[App and web page records]
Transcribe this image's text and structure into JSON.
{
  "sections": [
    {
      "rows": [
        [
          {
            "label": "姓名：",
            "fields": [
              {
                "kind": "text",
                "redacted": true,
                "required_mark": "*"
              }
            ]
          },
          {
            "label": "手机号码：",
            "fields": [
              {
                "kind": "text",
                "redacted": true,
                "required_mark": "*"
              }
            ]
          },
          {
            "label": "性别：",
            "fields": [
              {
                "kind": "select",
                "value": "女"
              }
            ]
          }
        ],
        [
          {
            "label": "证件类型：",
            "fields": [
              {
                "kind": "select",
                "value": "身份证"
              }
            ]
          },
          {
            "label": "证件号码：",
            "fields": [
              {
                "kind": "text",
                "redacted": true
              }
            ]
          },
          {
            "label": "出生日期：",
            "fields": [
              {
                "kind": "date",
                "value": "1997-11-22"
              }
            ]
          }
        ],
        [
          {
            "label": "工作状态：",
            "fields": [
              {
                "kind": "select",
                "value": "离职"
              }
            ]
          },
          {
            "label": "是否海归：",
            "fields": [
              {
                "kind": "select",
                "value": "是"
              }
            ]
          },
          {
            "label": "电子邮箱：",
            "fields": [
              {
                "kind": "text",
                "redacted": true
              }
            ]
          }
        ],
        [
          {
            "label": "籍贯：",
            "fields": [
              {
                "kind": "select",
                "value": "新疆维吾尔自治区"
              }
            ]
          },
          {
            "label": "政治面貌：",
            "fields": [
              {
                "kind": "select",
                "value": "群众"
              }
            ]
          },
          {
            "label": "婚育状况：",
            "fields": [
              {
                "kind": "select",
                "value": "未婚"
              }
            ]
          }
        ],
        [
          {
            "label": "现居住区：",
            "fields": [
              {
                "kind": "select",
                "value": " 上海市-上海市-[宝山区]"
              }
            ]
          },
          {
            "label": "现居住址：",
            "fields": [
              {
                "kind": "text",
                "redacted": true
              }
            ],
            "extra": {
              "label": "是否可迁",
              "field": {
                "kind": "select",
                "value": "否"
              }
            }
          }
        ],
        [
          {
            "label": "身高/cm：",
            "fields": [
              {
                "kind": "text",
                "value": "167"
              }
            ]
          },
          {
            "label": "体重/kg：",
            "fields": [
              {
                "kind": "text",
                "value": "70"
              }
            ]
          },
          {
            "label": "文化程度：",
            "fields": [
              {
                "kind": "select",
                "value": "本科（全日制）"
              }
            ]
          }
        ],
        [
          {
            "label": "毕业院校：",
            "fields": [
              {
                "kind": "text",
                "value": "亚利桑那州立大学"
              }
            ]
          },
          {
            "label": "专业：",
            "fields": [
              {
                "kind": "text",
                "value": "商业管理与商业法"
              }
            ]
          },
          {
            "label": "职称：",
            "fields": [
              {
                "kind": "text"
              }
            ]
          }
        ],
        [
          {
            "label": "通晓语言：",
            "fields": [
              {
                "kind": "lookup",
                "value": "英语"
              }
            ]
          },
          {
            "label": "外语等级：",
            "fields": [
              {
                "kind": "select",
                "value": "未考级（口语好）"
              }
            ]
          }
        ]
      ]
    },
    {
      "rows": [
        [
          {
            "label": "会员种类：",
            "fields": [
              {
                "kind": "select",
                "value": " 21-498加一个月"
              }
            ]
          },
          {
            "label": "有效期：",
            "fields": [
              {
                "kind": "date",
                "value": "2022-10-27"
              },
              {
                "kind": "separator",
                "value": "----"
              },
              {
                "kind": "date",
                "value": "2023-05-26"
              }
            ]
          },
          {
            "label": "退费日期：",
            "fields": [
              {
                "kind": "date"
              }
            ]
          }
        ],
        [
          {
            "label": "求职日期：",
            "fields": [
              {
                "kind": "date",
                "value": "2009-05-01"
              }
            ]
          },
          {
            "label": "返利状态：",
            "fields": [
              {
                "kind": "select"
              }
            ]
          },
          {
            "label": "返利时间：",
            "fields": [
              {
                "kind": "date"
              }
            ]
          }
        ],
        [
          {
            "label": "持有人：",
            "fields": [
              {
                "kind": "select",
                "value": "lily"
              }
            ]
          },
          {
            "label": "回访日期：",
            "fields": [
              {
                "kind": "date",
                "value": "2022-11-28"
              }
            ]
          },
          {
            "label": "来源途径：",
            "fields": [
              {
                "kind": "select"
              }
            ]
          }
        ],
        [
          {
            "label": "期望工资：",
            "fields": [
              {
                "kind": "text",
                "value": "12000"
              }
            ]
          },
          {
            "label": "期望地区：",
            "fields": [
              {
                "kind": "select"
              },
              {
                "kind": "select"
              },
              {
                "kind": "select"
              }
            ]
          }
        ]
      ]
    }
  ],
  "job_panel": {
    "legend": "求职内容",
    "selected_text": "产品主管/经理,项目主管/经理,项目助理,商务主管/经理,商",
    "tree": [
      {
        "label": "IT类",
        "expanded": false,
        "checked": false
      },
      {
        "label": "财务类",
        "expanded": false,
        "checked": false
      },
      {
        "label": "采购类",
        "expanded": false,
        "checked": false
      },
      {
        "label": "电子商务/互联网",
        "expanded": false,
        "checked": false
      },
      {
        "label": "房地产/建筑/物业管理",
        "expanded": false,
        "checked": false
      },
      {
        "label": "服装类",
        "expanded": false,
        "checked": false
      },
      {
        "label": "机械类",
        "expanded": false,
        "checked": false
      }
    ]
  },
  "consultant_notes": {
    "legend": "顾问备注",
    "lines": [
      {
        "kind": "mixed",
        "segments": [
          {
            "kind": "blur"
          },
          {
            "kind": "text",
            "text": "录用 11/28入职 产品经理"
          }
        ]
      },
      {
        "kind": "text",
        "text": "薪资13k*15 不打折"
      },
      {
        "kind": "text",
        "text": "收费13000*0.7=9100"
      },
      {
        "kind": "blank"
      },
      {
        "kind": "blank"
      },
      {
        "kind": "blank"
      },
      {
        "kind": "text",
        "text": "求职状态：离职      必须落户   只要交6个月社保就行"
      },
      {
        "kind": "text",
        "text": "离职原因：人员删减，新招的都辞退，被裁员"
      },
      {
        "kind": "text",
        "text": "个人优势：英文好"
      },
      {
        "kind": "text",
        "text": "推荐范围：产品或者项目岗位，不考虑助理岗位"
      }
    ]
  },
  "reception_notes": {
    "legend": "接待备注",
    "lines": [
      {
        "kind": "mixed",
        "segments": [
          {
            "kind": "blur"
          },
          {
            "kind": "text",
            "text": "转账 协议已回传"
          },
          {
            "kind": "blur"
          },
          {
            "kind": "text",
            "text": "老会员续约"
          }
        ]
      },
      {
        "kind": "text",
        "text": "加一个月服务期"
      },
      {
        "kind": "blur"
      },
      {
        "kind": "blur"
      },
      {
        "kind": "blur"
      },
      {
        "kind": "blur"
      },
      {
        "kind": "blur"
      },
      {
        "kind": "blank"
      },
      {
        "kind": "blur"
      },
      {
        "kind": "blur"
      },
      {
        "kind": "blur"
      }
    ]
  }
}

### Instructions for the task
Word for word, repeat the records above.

### Result for this exercise
Transcribe this image's text and structure into JSON.
{
  "sections": [
    {
      "rows": [
        [
          {
            "label": "姓名：",
            "fields": [
              {
                "kind": "text",
                "redacted": true,
                "required_mark": "*"
              }
            ]
          },
          {
            "label": "手机号码：",
            "fields": [
              {
                "kind": "text",
                "redacted": true,
                "required_mark": "*"
              }
            ]
          },
          {
            "label": "性别：",
            "fields": [
              {
                "kind": "select",
                "value": "女"
              }
            ]
          }
        ],
        [
          {
            "label": "证件类型：",
            "fields": [
              {
                "kind": "select",
                "value": "身份证"
              }
            ]
          },
          {
            "label": "证件号码：",
            "fields": [
              {
                "kind": "text",
                "redacted": true
              }
            ]
          },
          {
            "label": "出生日期：",
            "fields": [
              {
                "kind": "date",
                "value": "1997-11-22"
              }
            ]
          }
        ],
        [
          {
            "label": "工作状态：",
            "fields": [
              {
                "kind": "select",
                "value": "离职"
              }
            ]
          },
          {
            "label": "是否海归：",
            "fields": [
              {
                "kind": "select",
                "value": "是"
              }
            ]
          },
          {
            "label": "电子邮箱：",
            "fields": [
              {
                "kind": "text",
                "redacted": true
              }
            ]
          }
        ],
        [
          {
            "label": "籍贯：",
            "fields": [
              {
                "kind": "select",
                "value": "新疆维吾尔自治区"
              }
            ]
          },
          {
            "label": "政治面貌：",
            "fields": [
              {
                "kind": "select",
                "value": "群众"
              }
            ]
          },
          {
            "label": "婚育状况：",
            "fields": [
              {
                "kind": "select",
                "value": "未婚"
              }
            ]
          }
        ],
        [
          {
            "label": "现居住区：",
            "fields": [
              {
                "kind": "select",
                "value": " 上海市-上海市-[宝山区]"
              }
            ]
          },
          {
            "label": "现居住址：",
            "fields": [
              {
                "kind": "text",
                "redacted": true
              }
            ],
            "extra": {
              "label": "是否可迁",
              "field": {
                "kind": "select",
                "value": "否"
              }
            }
          }
        ],
        [
          {
            "label": "身高/cm：",
            "fields": [
              {
                "kind": "text",
                "value": "167"
              }
            ]
          },
          {
            "label": "体重/kg：",
            "fields": [
              {
                "kind": "text",
                "value": "70"
              }
            ]
          },
          {
            "label": "文化程度：",
            "fields": [
              {
                "kind": "select",
                "value": "本科（全日制）"
              }
            ]
          }
        ],
        [
          {
            "label": "毕业院校：",
            "fields": [
              {
                "kind": "text",
                "value": "亚利桑那州立大学"
              }
            ]
          },
          {
            "label": "专业：",
            "fields": [
              {
                "kind": "text",
                "value": "商业管理与商业法"
              }
            ]
          },
          {
            "label": "职称：",
            "fields": [
              {
                "kind": "text"
              }
            ]
          }
        ],
        [
          {
            "label": "通晓语言：",
            "fields": [
              {
                "kind": "lookup",
                "value": "英语"
              }
            ]
          },
          {
            "label": "外语等级：",
            "fields": [
              {
                "kind": "select",
                "value": "未考级（口语好）"
              }
            ]
          }
        ]
      ]
    },
    {
      "rows": [
        [
          {
            "label": "会员种类：",
            "fields": [
              {
                "kind": "select",
                "value": " 21-498加一个月"
              }
            ]
          },
          {
            "label": "有效期：",
            "fields": [
              {
                "kind": "date",
                "value": "2022-10-27"
              },
              {
                "kind": "separator",
                "value": "----"
              },
              {
                "kind": "date",
                "value": "2023-05-26"
              }
            ]
          },
          {
            "label": "退费日期：",
            "fields": [
              {
                "kind": "date"
              }
            ]
          }
        ],
        [
          {
            "label": "求职日期：",
            "fields": [
              {
                "kind": "date",
                "value": "2009-05-01"
              }
            ]
          },
          {
            "label": "返利状态：",
            "fields": [
              {
                "kind": "select"
              }
            ]
          },
          {
            "label": "返利时间：",
            "fields": [
              {
                "kind": "date"
              }
            ]
          }
        ],
        [
          {
            "label": "持有人：",
            "fields": [
              {
                "kind": "select",
                "value": "lily"
              }
            ]
          },
          {
            "label": "回访日期：",
            "fields": [
              {
                "kind": "date",
                "value": "2022-11-28"
              }
            ]
          },
          {
            "label": "来源途径：",
            "fields": [
              {
                "kind": "select"
              }
            ]
          }
        ],
        [
          {
            "label": "期望工资：",
            "fields": [
              {
                "kind": "text",
                "value": "12000"
              }
            ]
          },
          {
            "label": "期望地区：",
            "fields": [
              {
                "kind": "select"
              },
              {
                "kind": "select"
              },
              {
                "kind": "select"
              }
            ]
          }
        ]
      ]
    }
  ],
  "job_panel": {
    "legend": "求职内容",
    "selected_text": "产品主管/经理,项目主管/经理,项目助理,商务主管/经理,商",
    "tree": [
      {
        "label": "IT类",
        "expanded": false,
        "checked": false
      },
      {
        "label": "财务类",
        "expanded": false,
        "checked": false
      },
      {
        "label": "采购类",
        "expanded": false,
        "checked": false
      },
      {
        "label": "电子商务/互联网",
        "expanded": false,
        "checked": false
      },
      {
        "label": "房地产/建筑/物业管理",
        "expanded": false,
        "checked": false
      },
      {
        "label": "服装类",
        "expanded": false,
        "checked": false
      },
      {
        "label": "机械类",
        "expanded": false,
        "checked": false
      }
    ]
  },
  "consultant_notes": {
    "legend": "顾问备注",
    "lines": [
      {
        "kind": "mixed",
        "segments": [
          {
            "kind": "blur"
          },
          {
            "kind": "text",
            "text": "录用 11/28入职 产品经理"
          }
        ]
      },
      {
        "kind": "text",
        "text": "薪资13k*15 不打折"
      },
      {
        "kind": "text",
        "text": "收费13000*0.7=9100"
      },
      {
        "kind": "blank"
      },
      {
        "kind": "blank"
      },
      {
        "kind": "blank"
      },
      {
        "kind": "text",
        "text": "求职状态：离职      必须落户   只要交6个月社保就行"
      },
      {
        "kind": "text",
        "text": "离职原因：人员删减，新招的都辞退，被裁员"
      },
      {
        "kind": "text",
        "text": "个人优势：英文好"
      },
      {
        "kind": "text",
        "text": "推荐范围：产品或者项目岗位，不考虑助理岗位"
      }
    ]
  },
  "reception_notes": {
    "legend": "接待备注",
    "lines": [
      {
        "kind": "mixed",
        "segments": [
          {
            "kind": "blur"
          },
          {
            "kind": "text",
            "text": "转账 协议已回传"
          },
          {
            "kind": "blur"
          },
          {
            "kind": "text",
            "text": "老会员续约"
          }
        ]
      },
      {
        "kind": "text",
        "text": "加一个月服务期"
      },
      {
        "kind": "blur"
      },
      {
        "kind": "blur"
      },
      {
        "kind": "blur"
      },
      {
        "kind": "blur"
      },
      {
        "kind": "blur"
      },
      {
        "kind": "blank"
      },
      {
        "kind": "blur"
      },
      {
        "kind": "blur"
      },
      {
        "kind": "blur"
      }
    ]
  }
}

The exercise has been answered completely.